Can you pull out each line of the data below that includes the word "subscriptions"?

──────── DATA SUPPLIED ────────

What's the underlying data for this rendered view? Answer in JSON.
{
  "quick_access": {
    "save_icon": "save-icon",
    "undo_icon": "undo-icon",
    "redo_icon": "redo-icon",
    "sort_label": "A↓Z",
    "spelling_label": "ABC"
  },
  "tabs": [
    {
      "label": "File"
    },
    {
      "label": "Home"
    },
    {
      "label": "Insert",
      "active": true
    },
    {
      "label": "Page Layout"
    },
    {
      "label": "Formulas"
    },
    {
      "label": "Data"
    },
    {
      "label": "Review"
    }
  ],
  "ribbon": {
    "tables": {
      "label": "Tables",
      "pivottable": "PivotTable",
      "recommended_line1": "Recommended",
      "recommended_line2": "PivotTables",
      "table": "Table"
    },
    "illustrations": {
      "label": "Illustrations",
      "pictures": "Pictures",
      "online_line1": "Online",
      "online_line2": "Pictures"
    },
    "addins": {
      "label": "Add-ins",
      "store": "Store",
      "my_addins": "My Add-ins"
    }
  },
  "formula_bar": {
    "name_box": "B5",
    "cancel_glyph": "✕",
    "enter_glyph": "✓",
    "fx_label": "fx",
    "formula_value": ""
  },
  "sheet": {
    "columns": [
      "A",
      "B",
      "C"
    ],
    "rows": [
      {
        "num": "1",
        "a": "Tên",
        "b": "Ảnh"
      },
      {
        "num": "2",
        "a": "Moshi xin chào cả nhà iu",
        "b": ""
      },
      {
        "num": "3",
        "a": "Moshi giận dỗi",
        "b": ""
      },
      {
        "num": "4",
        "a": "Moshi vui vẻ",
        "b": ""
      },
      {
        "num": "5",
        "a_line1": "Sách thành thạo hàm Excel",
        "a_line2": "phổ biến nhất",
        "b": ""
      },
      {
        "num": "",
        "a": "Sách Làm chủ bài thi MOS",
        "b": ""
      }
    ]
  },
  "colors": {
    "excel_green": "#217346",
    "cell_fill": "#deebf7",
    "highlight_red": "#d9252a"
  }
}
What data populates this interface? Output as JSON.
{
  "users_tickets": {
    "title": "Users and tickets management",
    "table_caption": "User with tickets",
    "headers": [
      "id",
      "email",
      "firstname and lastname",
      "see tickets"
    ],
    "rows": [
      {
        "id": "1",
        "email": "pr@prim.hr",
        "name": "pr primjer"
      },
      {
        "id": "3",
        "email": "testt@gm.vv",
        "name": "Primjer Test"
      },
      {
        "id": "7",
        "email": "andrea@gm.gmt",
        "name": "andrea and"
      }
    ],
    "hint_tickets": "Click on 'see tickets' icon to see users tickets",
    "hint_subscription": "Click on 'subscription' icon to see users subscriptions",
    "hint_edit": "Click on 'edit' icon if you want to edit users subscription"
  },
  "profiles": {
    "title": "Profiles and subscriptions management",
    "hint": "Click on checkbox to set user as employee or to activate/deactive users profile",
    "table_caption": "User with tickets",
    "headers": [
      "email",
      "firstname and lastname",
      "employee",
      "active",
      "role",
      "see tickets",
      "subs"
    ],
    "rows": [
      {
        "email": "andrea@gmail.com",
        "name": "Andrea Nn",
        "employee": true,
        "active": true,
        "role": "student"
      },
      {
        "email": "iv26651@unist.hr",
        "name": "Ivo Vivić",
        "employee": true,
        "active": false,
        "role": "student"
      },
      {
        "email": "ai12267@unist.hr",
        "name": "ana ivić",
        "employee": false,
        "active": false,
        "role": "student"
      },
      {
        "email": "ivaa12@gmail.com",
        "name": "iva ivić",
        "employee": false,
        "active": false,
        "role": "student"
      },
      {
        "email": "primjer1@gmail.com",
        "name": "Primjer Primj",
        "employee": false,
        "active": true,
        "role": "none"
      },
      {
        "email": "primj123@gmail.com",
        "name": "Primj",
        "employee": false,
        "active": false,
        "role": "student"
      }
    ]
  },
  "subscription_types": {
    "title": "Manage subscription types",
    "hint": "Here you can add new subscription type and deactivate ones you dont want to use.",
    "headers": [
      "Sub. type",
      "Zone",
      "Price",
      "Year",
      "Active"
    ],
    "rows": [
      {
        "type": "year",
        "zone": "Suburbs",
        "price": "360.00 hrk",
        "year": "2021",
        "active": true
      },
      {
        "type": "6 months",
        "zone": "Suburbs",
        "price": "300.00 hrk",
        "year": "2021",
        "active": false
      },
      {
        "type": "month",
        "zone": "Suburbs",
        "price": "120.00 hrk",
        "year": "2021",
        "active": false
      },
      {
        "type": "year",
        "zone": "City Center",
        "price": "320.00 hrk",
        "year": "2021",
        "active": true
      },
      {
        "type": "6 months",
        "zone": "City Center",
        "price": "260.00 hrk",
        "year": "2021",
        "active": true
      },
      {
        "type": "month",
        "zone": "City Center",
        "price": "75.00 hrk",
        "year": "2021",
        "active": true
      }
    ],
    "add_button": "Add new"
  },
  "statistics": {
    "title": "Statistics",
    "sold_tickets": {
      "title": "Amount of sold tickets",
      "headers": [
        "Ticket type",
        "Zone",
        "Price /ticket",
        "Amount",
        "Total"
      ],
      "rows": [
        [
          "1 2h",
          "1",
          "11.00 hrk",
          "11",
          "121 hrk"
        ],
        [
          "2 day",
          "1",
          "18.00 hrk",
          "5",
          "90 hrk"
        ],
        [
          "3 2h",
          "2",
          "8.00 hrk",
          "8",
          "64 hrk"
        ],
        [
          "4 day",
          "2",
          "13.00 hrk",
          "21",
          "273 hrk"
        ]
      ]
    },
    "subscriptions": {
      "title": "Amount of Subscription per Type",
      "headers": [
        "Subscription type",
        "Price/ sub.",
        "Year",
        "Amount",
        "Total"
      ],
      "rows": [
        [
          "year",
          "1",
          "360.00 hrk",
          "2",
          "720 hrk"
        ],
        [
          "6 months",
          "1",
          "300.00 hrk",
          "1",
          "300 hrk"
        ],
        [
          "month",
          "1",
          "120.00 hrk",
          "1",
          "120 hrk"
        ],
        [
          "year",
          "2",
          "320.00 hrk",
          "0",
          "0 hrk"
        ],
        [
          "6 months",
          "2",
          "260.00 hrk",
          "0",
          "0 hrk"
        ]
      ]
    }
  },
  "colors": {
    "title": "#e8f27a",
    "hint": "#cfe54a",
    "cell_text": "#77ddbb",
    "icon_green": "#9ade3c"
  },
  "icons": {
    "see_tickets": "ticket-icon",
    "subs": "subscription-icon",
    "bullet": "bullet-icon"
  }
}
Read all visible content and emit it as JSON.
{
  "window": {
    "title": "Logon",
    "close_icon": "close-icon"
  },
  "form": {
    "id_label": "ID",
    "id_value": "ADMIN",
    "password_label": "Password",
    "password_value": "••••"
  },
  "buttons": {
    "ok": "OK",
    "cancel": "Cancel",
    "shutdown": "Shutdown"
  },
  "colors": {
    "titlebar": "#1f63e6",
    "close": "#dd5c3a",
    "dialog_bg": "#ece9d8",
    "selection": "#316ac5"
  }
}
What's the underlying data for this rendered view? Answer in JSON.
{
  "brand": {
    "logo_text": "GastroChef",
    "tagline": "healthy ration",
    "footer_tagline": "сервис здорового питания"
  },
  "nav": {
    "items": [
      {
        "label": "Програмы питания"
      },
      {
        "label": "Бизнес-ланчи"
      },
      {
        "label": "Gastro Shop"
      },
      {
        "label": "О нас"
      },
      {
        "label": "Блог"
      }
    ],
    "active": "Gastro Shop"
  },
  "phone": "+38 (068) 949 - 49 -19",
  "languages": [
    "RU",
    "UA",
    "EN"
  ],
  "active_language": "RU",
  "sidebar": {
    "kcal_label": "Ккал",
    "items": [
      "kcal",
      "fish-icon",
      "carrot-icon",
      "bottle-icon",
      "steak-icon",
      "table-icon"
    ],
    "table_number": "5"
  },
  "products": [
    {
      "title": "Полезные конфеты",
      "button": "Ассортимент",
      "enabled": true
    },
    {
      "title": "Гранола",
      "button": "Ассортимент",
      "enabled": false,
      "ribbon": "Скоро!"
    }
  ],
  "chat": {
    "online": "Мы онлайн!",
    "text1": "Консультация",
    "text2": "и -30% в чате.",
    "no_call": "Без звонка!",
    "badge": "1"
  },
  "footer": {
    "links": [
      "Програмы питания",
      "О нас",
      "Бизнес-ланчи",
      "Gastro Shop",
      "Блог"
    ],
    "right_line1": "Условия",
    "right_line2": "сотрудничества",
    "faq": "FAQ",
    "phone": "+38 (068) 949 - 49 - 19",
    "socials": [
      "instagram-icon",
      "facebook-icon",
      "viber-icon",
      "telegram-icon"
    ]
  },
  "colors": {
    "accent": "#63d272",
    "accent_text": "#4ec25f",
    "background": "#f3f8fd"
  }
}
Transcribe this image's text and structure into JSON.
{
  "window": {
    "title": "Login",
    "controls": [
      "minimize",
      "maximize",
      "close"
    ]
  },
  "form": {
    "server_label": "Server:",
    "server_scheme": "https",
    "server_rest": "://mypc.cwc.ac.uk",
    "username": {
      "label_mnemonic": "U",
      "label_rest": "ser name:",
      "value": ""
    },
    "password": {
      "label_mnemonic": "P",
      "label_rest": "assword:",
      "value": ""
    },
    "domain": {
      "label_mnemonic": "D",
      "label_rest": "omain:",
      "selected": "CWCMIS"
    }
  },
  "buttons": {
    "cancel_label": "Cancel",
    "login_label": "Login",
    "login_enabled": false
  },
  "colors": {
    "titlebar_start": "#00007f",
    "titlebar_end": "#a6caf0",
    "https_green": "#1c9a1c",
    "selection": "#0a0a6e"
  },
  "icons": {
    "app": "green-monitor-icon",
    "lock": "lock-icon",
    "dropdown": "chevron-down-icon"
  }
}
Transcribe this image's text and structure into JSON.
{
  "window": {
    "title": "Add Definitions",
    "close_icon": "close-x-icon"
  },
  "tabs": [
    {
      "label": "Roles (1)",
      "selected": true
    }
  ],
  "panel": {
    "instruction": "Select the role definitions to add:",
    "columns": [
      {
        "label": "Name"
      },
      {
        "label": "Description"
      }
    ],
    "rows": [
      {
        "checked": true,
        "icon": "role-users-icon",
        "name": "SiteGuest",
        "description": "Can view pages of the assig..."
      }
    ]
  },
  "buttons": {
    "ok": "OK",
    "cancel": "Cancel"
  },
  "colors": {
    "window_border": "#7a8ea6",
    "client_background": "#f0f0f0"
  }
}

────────

• SOLUTION TO THIS TASK
    "hint_subscription": "Click on 'subscription' icon to see users subscriptions",
    "title": "Profiles and subscriptions management",
    "subscriptions": {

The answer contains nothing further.